■ **GOAL OF THE EXERCISE**: Your answer should be each line of the entries that contains the word "総勘定元帳CSV", copied in full.

■ **GIVEN DATA**:
☆ ☆ ☆ ☆
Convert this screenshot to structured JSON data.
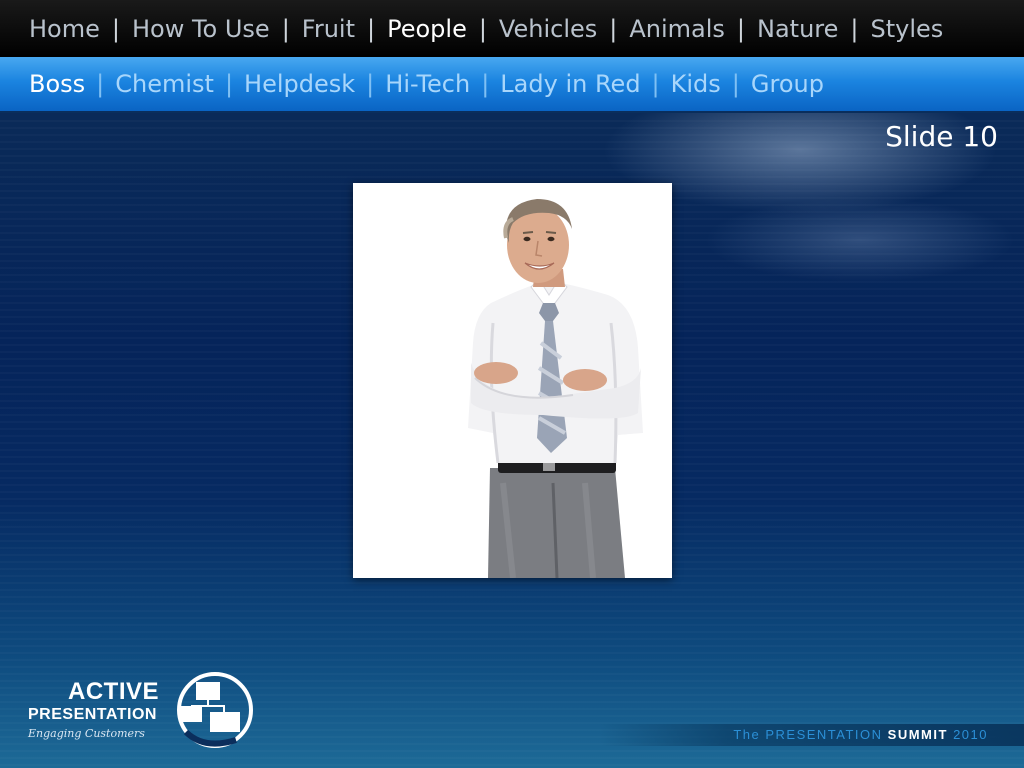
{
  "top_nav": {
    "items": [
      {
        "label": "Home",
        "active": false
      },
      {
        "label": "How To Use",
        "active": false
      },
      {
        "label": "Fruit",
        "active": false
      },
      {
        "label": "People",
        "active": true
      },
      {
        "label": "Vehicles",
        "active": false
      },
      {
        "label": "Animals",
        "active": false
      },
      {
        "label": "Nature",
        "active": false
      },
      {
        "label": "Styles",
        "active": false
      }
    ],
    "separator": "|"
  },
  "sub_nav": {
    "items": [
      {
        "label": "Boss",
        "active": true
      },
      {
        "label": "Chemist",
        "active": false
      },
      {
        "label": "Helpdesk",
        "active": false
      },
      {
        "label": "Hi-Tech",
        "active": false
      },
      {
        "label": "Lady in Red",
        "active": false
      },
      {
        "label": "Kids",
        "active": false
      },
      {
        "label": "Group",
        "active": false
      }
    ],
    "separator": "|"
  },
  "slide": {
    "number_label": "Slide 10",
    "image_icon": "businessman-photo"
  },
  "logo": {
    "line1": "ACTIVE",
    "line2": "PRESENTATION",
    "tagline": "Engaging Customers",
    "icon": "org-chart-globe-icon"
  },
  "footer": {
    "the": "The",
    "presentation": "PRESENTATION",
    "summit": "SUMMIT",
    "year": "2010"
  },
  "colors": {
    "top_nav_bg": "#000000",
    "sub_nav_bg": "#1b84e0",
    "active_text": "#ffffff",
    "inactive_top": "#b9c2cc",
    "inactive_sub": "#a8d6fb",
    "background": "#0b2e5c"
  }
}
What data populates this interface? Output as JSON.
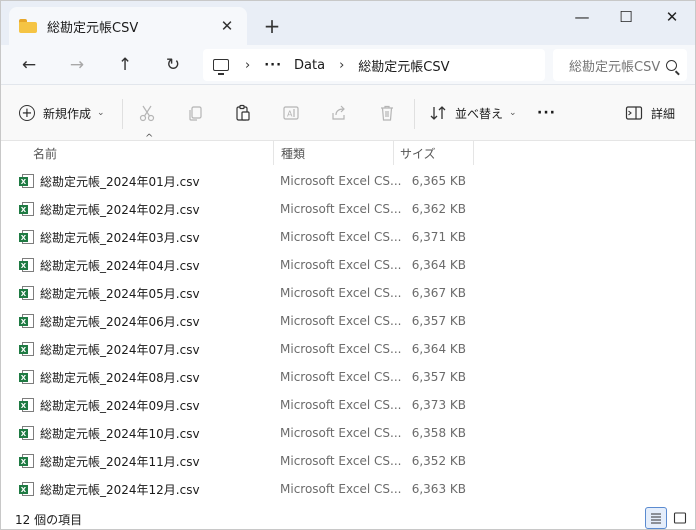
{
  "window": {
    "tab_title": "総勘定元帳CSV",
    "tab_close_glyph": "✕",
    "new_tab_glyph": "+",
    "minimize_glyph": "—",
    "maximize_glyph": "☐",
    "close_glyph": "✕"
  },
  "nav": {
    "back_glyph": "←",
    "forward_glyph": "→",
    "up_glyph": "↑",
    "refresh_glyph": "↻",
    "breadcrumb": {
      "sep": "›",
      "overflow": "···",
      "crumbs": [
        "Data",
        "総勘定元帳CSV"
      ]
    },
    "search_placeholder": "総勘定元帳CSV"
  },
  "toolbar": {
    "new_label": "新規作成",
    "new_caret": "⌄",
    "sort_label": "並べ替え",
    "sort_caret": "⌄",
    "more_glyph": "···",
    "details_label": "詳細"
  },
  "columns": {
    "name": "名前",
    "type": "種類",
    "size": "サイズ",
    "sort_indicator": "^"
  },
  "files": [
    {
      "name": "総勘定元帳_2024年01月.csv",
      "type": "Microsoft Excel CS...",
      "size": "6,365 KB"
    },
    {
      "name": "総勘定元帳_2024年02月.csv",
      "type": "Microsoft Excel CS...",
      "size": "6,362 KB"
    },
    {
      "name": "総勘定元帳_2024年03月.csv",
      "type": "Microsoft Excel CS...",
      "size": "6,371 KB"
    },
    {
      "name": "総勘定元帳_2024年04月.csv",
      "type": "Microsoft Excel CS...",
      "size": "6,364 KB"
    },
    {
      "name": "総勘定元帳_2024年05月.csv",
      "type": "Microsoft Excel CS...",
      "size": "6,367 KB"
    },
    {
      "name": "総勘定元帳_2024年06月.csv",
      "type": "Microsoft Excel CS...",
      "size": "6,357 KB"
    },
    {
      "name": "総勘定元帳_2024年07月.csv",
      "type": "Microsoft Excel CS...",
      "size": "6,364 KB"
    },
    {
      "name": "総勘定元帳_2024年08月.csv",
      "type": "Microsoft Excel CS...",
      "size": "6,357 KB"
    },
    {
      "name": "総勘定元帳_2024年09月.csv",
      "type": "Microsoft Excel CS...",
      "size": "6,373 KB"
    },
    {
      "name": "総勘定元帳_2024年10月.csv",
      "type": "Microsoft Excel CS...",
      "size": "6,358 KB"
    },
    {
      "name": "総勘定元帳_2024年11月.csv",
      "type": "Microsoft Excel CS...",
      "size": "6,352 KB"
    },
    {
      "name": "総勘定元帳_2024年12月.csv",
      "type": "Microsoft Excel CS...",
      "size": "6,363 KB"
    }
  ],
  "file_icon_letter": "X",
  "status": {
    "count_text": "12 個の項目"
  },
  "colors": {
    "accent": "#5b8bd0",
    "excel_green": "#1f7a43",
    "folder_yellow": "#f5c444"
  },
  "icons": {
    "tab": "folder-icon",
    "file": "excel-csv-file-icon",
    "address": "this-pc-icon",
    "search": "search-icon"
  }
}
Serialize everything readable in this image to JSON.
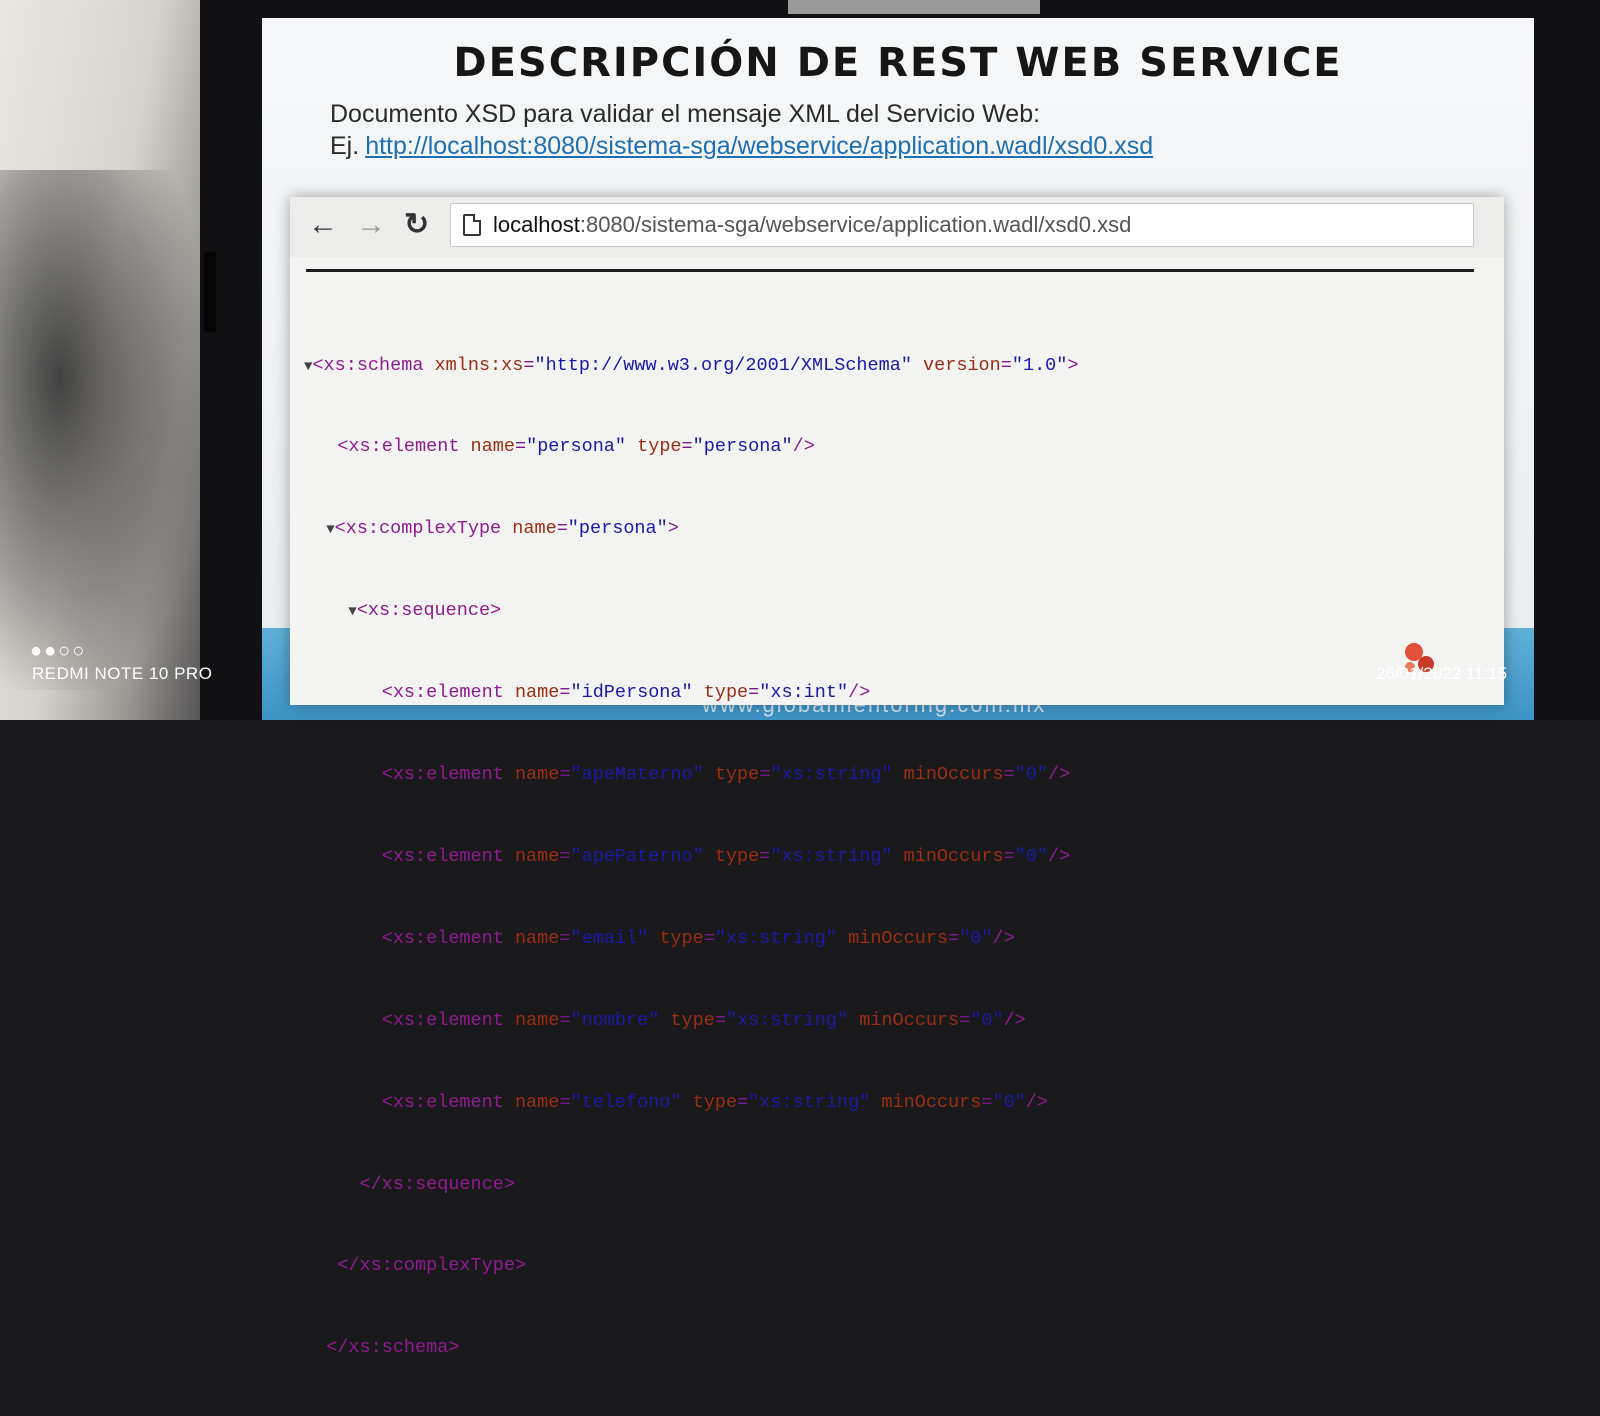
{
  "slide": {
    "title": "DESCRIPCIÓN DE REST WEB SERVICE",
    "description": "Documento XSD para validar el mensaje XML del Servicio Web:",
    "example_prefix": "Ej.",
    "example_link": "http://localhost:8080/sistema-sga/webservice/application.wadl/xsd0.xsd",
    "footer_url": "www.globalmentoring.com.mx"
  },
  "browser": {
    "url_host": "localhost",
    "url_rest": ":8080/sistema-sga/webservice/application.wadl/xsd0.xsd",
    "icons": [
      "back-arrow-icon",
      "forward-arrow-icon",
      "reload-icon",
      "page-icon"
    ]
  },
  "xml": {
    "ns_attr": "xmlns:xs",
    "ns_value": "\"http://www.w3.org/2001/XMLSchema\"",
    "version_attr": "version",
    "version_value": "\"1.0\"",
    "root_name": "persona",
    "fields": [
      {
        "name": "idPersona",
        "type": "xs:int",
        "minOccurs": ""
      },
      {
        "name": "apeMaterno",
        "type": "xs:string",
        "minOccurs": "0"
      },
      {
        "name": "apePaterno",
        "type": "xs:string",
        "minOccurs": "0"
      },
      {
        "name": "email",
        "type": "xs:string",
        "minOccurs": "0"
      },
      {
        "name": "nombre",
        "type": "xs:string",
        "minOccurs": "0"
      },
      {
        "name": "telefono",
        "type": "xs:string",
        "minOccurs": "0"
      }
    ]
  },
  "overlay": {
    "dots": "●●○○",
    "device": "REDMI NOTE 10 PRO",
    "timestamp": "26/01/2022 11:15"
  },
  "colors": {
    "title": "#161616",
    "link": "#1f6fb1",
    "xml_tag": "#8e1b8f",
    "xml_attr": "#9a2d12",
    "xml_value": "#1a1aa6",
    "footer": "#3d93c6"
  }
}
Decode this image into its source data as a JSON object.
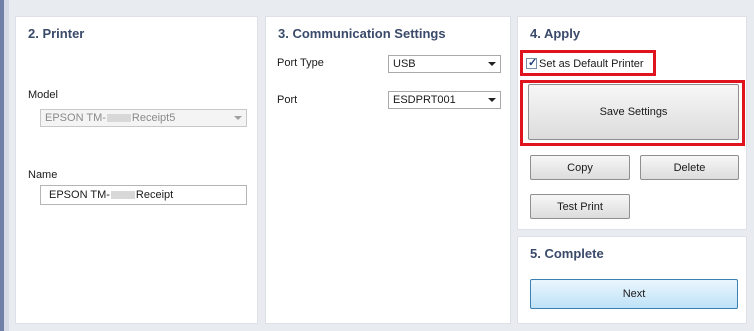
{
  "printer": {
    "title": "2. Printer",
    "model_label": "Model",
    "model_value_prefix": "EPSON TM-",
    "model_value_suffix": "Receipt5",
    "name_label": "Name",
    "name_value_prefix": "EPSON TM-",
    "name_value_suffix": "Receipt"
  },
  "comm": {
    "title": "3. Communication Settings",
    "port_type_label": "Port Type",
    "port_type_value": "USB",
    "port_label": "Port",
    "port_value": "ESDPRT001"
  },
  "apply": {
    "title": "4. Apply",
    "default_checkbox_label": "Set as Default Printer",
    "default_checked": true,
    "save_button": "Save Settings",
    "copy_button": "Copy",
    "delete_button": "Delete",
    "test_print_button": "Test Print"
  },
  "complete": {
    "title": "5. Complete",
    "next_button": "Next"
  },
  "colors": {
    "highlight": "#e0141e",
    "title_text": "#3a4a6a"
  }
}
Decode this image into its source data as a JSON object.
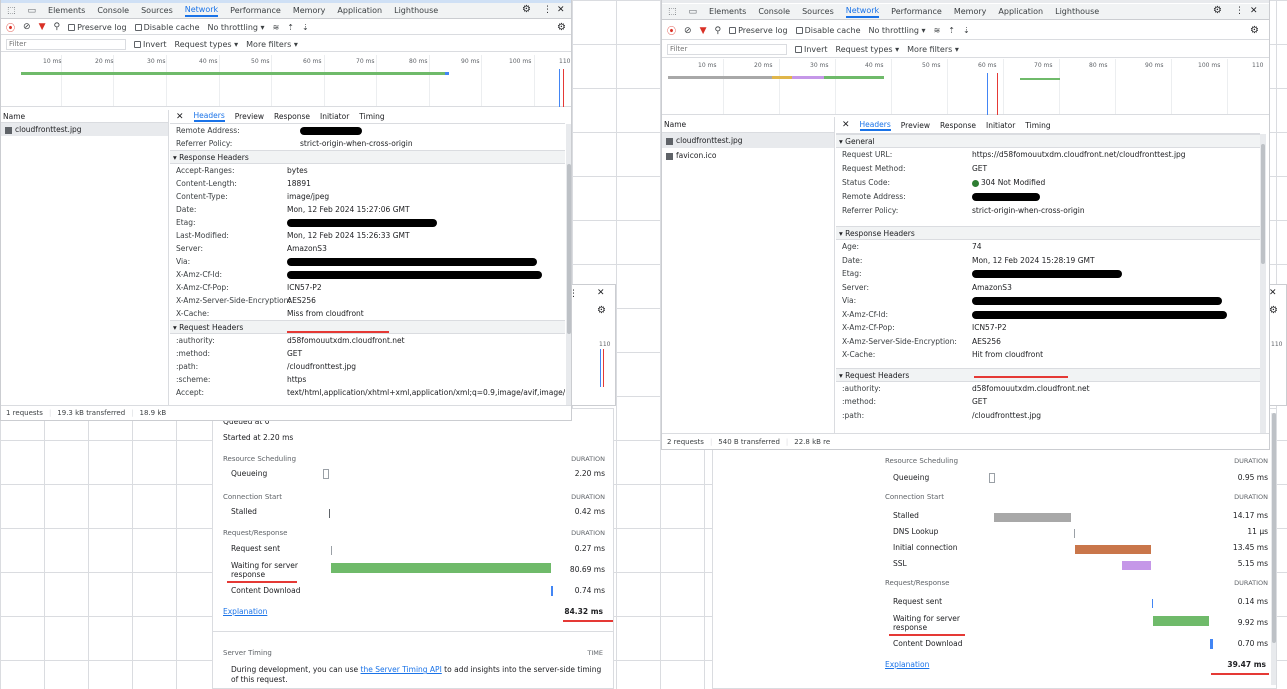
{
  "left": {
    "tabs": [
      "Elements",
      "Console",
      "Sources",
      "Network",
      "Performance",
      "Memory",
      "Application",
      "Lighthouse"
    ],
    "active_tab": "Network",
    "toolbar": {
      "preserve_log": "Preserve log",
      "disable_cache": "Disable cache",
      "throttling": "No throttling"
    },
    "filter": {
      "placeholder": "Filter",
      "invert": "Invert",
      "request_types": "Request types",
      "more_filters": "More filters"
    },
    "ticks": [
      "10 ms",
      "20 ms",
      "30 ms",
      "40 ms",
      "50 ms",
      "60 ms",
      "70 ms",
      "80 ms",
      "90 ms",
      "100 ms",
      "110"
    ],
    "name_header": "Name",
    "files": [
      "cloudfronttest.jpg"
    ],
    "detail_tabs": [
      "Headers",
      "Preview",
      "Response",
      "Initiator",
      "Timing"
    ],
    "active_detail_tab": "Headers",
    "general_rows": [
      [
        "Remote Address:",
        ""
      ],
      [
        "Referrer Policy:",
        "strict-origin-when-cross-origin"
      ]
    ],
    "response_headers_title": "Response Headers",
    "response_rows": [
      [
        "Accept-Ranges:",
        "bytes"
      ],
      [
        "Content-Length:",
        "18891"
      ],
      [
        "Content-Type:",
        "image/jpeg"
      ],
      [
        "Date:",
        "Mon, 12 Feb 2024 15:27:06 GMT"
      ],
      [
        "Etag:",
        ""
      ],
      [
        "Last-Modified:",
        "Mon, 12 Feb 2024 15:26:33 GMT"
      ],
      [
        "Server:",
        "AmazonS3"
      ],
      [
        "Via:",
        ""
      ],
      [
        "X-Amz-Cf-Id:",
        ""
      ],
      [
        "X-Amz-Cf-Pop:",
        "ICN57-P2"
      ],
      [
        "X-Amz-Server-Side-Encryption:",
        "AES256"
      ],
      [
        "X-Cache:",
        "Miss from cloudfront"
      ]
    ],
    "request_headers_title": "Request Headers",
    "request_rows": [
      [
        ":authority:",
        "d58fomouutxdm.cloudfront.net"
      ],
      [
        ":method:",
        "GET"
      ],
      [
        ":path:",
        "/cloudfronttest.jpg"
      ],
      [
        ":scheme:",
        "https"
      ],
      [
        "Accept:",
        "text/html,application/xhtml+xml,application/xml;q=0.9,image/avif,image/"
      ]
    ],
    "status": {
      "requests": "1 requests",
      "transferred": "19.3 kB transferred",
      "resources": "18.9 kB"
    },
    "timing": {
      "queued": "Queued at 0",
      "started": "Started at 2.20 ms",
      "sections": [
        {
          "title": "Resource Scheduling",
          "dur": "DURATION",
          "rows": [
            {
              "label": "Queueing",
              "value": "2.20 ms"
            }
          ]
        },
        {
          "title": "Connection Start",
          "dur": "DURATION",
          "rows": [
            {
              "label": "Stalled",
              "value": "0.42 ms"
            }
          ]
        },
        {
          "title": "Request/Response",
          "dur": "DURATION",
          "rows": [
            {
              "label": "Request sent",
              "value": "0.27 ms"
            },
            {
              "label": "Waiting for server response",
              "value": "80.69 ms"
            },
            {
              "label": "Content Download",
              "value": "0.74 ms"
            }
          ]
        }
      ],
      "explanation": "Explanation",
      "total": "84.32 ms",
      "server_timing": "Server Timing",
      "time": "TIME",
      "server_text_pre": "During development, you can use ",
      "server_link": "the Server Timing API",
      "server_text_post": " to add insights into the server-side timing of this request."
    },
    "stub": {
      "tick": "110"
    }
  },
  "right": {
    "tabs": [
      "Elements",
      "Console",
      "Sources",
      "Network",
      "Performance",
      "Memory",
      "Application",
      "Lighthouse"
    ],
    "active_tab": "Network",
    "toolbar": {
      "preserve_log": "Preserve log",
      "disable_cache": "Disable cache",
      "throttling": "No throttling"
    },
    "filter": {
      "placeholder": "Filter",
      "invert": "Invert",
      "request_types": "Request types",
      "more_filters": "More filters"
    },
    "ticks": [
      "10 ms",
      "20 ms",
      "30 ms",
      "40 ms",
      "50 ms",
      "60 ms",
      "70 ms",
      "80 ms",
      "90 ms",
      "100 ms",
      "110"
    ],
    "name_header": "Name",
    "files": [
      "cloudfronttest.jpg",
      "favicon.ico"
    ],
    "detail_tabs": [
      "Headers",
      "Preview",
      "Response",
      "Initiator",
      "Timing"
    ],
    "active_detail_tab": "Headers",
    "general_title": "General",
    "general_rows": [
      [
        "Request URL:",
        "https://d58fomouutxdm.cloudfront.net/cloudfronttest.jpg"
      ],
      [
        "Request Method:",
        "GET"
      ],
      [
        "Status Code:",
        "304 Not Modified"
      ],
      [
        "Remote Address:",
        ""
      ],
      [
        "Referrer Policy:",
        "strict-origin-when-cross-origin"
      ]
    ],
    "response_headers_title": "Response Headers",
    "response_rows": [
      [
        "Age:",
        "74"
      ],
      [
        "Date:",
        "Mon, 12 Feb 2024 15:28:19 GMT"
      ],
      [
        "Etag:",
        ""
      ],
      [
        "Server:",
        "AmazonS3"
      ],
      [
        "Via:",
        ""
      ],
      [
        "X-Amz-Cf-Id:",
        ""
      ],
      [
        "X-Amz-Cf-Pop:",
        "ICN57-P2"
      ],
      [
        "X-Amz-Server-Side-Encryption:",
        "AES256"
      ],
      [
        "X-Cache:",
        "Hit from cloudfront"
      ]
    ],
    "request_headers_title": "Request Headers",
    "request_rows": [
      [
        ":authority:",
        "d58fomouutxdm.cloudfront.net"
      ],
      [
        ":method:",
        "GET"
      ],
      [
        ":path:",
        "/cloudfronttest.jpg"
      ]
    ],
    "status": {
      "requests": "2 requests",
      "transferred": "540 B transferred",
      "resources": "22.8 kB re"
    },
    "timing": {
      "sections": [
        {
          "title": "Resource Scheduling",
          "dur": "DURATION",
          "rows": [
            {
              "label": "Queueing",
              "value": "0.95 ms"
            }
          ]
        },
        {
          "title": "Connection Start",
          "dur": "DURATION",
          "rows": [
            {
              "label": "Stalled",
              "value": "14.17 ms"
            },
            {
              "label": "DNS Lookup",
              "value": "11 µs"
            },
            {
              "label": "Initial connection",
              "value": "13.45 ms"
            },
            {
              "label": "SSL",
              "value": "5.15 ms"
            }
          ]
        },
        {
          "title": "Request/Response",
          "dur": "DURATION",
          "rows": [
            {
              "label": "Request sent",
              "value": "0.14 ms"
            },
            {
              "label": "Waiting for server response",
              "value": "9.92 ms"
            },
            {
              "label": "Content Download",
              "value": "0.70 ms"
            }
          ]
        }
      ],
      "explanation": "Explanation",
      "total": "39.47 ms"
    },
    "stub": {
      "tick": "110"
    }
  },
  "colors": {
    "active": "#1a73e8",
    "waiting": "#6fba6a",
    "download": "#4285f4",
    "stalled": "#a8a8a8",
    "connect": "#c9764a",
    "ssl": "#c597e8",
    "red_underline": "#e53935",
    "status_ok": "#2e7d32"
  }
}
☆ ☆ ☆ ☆
■ **REPLY TO THE EXERCISE**:
    "tab_title": "総勘定元帳CSV",
        "総勘定元帳CSV"
    "search_placeholder": "総勘定元帳CSV"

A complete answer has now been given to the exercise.